In the movie Sergeant York, a yet-to-be-conscripted Alvin York is shown very intoxicated, on his horse. That seems to be the safe way to get home- after all, the horse knows the way, and horses are very good at not crashing into things. But in the modern world, would that be considered "drunk driving"? It all depends on where you are, and what the local law says. Almost everywhere, it is against the law to operate a vehicle while your faculties are impaired by alcohol or other drugs.
With that caveat out of the way, for the easy answer- if the horse is pulling a cart, then almost universally yes the horse / buggy combo counts as vehicle. This is because in most regions almost anything with wheels on the road is considered a vehicle outside of some exceptions like wheel chairs, or in a few regions where a motor is explicitly required for something to be defined as a vehicle.

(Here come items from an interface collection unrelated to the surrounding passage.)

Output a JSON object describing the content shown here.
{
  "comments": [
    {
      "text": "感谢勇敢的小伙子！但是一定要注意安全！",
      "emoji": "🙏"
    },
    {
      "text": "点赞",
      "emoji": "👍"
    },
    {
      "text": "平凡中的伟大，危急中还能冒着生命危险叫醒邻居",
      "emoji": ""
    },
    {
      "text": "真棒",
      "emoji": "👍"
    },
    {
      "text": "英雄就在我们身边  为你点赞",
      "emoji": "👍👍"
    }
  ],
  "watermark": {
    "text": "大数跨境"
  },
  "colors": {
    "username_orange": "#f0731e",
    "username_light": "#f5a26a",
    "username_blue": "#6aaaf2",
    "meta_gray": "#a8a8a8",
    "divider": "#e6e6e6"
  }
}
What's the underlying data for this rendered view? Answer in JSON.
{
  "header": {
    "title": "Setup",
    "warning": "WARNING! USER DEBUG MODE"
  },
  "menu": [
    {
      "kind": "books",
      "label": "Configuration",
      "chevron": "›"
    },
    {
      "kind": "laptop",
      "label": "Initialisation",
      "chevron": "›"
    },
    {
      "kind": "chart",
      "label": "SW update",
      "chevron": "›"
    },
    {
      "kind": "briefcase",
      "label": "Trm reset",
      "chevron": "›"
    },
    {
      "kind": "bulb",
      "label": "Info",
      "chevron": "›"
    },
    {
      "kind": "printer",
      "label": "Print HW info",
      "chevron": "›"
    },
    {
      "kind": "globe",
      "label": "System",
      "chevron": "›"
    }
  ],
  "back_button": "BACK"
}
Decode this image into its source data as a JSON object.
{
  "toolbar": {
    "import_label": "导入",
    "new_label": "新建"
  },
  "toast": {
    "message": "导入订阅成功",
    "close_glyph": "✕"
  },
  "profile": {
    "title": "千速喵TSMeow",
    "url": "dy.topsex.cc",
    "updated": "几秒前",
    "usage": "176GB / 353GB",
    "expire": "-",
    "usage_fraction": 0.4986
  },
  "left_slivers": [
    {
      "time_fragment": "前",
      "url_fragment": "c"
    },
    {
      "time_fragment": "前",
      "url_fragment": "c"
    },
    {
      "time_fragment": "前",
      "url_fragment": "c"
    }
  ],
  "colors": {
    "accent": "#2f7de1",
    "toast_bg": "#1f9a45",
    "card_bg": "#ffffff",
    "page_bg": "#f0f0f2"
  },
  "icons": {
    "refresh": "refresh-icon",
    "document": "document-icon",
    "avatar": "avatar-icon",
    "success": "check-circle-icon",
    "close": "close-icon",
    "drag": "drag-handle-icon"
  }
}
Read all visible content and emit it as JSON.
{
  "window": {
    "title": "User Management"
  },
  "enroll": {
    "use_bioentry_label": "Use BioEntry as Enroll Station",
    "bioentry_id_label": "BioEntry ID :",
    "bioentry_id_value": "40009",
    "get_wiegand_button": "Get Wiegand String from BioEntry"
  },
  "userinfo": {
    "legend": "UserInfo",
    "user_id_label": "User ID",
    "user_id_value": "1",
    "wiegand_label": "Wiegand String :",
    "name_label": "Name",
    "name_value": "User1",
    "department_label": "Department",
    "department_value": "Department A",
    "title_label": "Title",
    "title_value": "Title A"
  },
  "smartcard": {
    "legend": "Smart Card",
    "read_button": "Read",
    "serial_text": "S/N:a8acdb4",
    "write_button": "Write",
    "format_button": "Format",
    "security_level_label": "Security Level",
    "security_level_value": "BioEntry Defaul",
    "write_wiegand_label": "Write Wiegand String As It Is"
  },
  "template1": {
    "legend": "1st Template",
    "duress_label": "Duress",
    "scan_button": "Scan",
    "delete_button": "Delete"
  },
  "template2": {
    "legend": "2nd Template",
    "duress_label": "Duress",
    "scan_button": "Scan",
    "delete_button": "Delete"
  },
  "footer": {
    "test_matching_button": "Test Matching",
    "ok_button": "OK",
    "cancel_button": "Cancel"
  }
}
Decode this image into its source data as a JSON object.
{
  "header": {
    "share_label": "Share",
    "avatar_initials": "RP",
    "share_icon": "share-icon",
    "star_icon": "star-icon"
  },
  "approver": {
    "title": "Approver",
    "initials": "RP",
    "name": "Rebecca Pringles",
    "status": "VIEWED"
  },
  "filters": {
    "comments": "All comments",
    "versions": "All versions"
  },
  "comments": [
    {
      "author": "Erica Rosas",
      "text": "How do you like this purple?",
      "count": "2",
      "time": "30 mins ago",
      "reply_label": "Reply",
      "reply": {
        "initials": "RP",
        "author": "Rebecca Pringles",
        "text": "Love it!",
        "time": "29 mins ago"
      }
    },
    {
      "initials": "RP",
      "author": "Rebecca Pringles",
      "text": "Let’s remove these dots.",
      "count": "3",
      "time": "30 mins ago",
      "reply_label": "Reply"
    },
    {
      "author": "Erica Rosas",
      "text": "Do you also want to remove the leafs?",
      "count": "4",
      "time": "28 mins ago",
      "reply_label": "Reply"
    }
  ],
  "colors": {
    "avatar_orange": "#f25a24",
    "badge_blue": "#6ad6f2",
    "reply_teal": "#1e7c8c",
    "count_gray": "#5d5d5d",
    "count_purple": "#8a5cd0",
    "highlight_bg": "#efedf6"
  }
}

Thus, with exceptions like Montana whose definition of “vehicle” explicitly notes “except devices moved by animal power”, if you’re riding or driving a horse that is pulling some sort of cart on a road, you can potentially be cited for driving under the influence. For example, in December of 2009 in Lancaster County, Pennsylvania, police pulled over a 22 year old Amish man, Elmer Stoltzfoos, who was operating a horse drawn buggy on a public roadway while drunk. Although, “operating” is perhaps too strong of a word as Stoltzfoos was actually slumped over asleep in the buggy at the time, with the horse seemingly knowing the way home and taking him there along the road. When Stoltzfoos was subjected to a breathalyzer test, he had a blood-alcohol level of 0.18, slightly over twice the legal limit.
But what if the horse was just a horse, with no wheels? Again, the laws vary from place to place, and even identical laws have been interpreted differently, depending on the case. Read about some of those laws and the cases they were applied to at Today I Found Out.